[Start of section]

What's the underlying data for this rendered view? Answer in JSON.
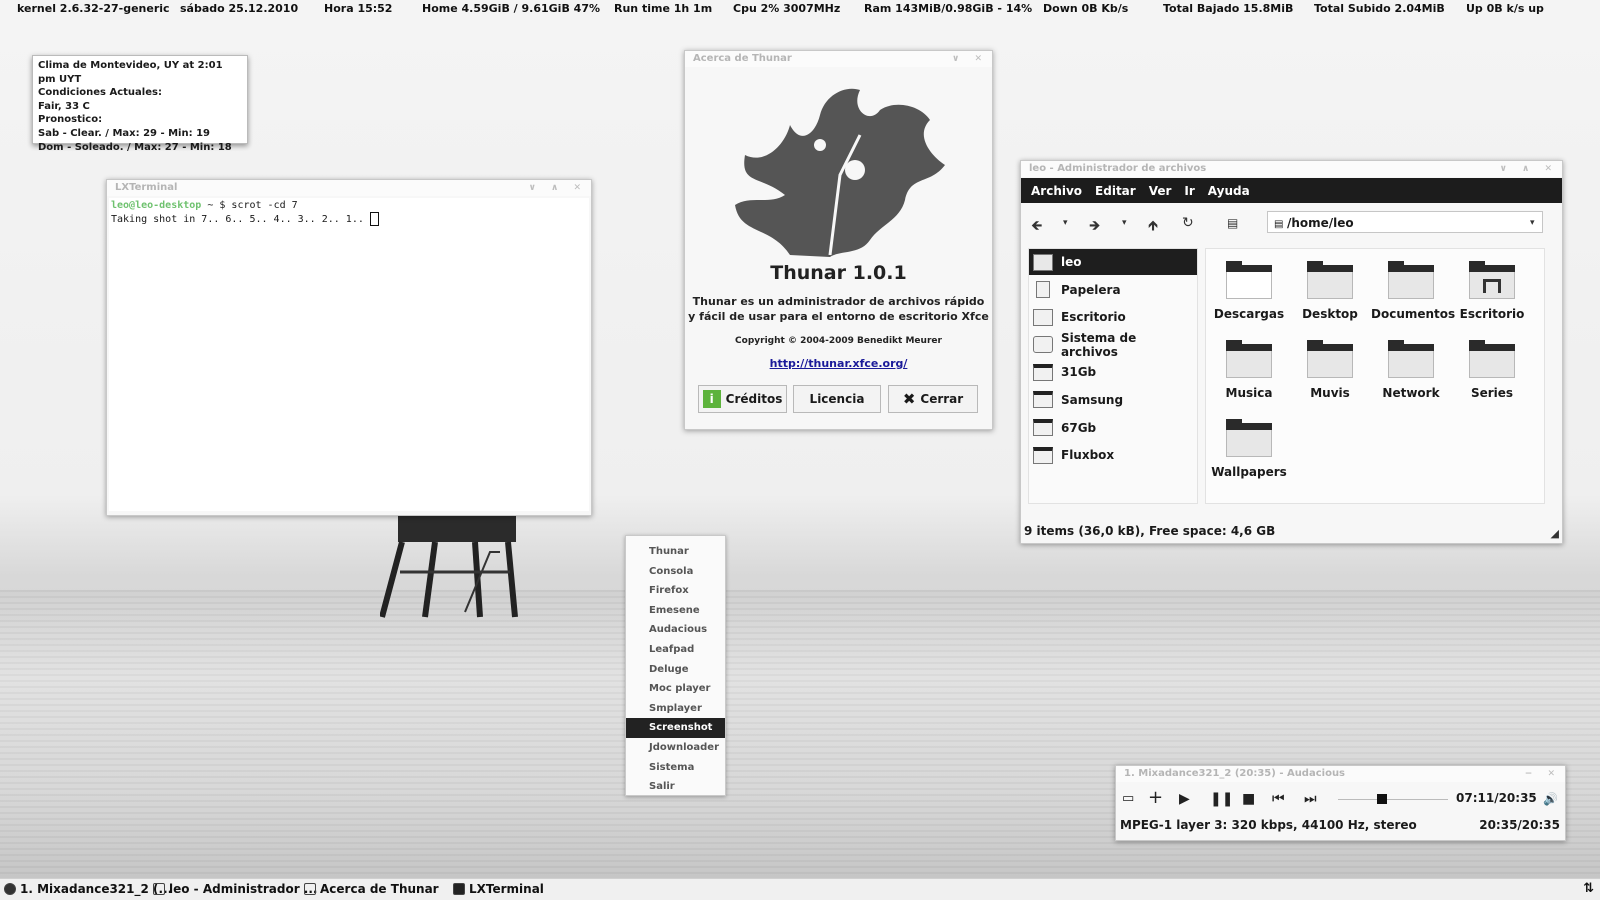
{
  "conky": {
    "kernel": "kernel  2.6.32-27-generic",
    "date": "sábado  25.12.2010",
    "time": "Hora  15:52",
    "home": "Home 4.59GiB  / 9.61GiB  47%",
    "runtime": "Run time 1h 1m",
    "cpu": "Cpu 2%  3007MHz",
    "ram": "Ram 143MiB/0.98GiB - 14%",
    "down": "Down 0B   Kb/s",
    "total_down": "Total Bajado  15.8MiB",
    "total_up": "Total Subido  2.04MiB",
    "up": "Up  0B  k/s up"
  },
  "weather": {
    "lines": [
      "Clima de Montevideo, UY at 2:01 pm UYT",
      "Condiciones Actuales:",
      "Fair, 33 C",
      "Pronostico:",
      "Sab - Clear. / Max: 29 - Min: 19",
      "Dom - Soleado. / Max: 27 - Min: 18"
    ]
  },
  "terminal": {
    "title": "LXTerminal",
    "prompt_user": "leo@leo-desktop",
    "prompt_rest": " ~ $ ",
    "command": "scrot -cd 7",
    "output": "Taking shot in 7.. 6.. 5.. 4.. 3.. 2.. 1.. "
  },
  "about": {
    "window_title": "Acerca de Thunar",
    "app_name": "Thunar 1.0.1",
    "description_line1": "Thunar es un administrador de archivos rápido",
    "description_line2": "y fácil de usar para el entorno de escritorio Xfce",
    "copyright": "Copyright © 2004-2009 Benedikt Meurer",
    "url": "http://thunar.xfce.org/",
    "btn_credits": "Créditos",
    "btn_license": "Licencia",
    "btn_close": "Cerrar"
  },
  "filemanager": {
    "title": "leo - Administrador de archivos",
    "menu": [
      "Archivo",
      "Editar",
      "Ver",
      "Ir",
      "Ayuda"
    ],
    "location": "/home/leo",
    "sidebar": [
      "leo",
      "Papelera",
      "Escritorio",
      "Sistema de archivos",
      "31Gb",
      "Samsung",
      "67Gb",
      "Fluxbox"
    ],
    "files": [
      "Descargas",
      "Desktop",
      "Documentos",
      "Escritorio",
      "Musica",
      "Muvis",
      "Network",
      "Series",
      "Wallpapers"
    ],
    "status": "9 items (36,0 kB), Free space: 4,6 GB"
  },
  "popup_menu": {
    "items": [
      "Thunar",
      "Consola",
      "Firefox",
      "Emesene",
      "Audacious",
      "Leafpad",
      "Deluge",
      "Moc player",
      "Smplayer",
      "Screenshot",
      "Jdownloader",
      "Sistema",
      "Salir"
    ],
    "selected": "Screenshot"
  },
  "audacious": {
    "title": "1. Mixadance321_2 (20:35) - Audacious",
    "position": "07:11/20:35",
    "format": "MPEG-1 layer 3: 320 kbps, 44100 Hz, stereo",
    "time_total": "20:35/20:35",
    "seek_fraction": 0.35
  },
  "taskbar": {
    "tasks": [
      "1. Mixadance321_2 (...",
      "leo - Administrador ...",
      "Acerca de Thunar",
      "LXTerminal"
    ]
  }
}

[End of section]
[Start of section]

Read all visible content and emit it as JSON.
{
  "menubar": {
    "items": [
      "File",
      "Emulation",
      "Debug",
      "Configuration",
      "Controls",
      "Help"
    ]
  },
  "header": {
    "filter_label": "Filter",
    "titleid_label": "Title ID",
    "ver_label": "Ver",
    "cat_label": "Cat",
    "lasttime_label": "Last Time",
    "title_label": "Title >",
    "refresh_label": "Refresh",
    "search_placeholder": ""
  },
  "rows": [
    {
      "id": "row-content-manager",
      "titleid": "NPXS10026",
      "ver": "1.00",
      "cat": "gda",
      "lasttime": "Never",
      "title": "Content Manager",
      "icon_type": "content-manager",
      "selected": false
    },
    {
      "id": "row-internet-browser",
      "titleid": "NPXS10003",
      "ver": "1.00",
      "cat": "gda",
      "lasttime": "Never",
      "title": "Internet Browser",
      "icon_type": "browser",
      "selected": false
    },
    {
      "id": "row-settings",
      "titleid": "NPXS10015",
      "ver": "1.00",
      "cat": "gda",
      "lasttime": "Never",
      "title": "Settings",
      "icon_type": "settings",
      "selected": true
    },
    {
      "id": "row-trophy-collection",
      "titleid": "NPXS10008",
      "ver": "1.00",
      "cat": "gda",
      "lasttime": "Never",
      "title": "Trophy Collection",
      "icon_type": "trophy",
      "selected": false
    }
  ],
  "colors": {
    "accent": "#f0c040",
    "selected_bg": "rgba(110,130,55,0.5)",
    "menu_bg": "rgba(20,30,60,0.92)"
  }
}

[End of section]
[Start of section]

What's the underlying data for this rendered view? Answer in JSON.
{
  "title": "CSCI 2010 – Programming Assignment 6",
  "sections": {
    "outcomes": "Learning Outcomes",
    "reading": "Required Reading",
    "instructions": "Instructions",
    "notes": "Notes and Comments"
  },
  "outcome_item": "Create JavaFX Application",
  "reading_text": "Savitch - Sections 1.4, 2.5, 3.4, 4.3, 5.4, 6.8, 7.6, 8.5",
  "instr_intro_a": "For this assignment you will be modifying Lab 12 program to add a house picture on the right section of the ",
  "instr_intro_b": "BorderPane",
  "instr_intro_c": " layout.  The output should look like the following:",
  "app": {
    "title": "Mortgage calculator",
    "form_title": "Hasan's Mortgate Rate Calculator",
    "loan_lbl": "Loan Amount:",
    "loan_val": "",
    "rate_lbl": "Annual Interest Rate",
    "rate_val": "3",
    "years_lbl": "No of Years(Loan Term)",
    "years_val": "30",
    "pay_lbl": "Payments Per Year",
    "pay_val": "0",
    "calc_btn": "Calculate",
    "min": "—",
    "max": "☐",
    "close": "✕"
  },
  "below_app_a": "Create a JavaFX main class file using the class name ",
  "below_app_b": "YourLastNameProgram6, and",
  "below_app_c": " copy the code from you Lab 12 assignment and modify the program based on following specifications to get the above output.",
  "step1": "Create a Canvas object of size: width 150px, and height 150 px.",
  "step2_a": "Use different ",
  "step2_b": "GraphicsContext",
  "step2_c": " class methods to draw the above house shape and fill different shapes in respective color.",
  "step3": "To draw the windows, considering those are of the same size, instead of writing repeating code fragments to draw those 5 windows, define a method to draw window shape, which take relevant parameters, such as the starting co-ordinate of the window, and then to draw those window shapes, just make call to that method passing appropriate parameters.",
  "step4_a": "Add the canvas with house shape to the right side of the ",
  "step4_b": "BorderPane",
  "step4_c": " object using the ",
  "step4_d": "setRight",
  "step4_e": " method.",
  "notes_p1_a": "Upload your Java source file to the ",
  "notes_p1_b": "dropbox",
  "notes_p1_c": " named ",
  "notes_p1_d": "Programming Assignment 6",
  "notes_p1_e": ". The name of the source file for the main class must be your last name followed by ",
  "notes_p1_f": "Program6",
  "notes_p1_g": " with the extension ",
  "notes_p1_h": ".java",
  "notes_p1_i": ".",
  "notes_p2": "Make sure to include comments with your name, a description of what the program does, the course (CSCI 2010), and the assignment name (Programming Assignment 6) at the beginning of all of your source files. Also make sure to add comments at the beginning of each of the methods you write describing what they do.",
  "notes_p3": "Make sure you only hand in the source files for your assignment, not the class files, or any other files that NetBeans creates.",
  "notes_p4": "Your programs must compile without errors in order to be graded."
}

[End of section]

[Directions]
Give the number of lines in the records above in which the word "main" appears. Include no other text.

[Response to this exercise]
2